Supplied material START

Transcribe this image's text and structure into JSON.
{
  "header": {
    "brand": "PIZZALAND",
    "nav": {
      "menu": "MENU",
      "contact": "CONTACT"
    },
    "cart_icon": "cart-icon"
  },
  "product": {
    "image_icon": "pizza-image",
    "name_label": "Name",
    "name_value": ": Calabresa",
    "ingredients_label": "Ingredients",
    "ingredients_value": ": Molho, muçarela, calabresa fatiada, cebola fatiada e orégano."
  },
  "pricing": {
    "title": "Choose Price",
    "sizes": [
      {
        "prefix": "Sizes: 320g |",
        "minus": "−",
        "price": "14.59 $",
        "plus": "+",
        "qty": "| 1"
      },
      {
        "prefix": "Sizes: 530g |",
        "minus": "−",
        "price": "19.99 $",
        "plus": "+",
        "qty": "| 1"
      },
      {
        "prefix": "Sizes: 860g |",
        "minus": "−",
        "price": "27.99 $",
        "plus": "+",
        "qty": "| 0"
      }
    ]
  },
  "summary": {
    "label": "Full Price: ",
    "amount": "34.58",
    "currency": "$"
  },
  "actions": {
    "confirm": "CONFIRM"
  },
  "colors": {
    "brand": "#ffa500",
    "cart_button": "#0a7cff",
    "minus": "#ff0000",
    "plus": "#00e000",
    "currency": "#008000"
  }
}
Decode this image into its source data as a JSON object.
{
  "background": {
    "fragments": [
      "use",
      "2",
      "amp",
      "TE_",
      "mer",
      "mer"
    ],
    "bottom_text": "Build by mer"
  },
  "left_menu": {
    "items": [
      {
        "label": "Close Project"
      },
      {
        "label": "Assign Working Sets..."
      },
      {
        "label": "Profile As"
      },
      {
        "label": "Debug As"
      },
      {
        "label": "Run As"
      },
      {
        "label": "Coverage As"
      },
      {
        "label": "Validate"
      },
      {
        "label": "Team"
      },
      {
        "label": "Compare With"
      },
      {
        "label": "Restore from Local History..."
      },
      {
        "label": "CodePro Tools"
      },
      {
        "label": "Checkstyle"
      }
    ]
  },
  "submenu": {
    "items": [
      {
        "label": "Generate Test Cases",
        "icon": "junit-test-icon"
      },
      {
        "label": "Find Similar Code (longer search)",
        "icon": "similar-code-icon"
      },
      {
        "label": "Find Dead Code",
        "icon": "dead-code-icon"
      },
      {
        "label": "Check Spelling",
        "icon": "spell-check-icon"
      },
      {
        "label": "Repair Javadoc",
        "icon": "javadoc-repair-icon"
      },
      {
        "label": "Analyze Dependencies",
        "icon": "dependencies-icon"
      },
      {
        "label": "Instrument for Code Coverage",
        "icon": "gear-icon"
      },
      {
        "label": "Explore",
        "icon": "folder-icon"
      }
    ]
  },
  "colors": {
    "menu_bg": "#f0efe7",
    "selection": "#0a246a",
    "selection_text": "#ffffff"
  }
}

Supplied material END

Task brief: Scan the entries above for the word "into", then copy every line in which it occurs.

Worked solution:
Transcribe this image's text and structure into JSON.
Decode this image into its source data as a JSON object.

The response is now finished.